> RECORDS FOR THE TASK
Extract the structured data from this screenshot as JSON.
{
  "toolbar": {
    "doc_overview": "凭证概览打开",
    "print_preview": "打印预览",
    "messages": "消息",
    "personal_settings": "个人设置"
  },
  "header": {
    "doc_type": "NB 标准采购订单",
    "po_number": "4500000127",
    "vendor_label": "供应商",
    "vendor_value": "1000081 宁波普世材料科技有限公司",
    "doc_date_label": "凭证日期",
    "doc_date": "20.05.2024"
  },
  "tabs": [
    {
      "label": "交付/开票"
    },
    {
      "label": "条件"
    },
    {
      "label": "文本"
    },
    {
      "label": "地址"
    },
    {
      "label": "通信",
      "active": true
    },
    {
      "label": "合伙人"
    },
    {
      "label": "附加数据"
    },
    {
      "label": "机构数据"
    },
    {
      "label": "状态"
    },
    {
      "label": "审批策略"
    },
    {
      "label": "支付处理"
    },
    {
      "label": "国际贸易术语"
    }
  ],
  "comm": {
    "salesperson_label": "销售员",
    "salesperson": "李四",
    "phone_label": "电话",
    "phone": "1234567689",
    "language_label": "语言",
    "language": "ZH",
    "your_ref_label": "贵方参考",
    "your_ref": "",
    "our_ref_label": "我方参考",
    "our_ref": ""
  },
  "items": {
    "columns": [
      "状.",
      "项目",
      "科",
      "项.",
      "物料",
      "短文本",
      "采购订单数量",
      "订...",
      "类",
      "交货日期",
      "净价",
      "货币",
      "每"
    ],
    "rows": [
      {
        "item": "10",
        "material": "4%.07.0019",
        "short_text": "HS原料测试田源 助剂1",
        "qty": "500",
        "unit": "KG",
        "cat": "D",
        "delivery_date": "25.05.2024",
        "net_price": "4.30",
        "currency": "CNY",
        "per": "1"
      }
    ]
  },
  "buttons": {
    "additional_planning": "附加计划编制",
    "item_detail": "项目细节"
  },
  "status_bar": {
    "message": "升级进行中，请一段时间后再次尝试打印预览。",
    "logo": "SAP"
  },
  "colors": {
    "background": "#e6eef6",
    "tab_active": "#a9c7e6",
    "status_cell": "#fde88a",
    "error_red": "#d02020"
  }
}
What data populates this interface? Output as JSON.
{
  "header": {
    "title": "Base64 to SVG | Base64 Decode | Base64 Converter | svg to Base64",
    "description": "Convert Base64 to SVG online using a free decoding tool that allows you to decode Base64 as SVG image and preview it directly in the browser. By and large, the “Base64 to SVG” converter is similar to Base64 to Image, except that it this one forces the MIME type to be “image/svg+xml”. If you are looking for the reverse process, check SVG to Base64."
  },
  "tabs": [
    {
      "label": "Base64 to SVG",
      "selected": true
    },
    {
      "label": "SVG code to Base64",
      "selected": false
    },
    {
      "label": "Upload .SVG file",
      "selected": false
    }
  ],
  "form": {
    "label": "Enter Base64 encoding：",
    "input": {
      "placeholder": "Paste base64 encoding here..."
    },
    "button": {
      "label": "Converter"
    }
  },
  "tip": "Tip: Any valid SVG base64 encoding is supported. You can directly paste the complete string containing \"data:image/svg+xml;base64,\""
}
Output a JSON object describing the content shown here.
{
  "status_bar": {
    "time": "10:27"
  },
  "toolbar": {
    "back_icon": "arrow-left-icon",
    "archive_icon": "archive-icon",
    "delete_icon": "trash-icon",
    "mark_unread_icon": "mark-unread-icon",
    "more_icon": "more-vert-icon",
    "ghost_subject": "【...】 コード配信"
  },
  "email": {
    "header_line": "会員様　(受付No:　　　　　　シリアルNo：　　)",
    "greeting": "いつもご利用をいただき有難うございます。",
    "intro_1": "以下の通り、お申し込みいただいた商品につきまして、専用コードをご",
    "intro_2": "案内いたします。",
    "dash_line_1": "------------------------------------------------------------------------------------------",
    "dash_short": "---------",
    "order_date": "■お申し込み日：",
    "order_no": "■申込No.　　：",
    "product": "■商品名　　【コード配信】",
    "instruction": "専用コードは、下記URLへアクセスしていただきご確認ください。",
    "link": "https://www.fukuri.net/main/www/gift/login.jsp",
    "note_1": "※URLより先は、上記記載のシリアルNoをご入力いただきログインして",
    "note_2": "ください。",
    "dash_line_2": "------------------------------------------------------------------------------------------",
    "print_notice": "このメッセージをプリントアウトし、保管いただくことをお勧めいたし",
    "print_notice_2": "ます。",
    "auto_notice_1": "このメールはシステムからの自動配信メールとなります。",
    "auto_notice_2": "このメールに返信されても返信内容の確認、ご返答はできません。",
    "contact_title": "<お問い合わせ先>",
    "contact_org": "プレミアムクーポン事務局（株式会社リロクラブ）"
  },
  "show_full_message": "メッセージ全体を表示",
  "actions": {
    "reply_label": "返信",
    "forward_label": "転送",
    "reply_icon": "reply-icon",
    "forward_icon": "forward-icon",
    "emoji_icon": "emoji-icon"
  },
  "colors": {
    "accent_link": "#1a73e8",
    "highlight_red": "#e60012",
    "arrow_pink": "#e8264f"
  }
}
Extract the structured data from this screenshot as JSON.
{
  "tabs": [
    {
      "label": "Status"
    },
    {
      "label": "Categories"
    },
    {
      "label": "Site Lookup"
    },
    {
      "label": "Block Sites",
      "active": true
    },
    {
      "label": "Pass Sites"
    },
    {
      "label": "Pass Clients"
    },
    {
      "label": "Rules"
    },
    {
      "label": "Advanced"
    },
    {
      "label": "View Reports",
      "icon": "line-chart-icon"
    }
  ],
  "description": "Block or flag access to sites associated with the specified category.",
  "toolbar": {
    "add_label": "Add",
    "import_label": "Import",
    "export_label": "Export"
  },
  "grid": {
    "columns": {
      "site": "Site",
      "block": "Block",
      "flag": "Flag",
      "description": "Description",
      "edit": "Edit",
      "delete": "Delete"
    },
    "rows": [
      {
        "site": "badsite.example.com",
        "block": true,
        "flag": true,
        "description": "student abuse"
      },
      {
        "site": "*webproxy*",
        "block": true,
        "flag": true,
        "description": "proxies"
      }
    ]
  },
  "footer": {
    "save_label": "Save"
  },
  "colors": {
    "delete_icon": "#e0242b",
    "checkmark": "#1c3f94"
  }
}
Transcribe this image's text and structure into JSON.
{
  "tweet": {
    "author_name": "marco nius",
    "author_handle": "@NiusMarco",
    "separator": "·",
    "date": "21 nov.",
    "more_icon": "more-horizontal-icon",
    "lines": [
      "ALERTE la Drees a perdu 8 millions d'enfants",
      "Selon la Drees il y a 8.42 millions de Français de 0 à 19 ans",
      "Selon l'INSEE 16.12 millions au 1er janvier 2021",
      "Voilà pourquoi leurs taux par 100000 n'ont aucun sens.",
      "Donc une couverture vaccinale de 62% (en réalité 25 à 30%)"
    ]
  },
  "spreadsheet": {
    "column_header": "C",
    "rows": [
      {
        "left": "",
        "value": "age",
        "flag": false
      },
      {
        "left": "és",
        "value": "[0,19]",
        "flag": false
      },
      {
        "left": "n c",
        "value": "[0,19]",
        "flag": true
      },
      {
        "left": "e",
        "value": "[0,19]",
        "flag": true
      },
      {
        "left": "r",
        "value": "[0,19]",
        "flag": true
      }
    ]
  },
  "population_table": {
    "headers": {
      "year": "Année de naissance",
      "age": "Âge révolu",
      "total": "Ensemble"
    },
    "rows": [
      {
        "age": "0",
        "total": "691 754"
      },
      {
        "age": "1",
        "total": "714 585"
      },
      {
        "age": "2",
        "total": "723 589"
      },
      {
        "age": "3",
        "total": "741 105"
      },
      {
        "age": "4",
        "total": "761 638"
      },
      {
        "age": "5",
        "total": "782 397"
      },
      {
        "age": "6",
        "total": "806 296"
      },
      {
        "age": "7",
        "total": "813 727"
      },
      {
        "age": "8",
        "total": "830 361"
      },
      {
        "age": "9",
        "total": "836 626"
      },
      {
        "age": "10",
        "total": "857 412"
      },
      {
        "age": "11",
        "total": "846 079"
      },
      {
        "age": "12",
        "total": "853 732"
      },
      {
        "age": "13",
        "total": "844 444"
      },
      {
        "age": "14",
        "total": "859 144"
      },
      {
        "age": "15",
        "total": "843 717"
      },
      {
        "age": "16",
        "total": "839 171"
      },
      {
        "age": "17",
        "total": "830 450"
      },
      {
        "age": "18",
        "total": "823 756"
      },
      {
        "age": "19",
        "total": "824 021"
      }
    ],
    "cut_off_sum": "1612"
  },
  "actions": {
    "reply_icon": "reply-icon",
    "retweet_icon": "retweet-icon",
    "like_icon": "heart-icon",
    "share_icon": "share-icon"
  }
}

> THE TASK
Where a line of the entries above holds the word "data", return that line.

> ANSWER AREA
Extract the structured data from this screenshot as JSON.
What data populates this interface? Output as JSON.
  "tip": "Tip: Any valid SVG base64 encoding is supported. You can directly paste the complete string containing \"data:image/svg+xml;base64,\""
Extract the structured data from this screenshot as JSON.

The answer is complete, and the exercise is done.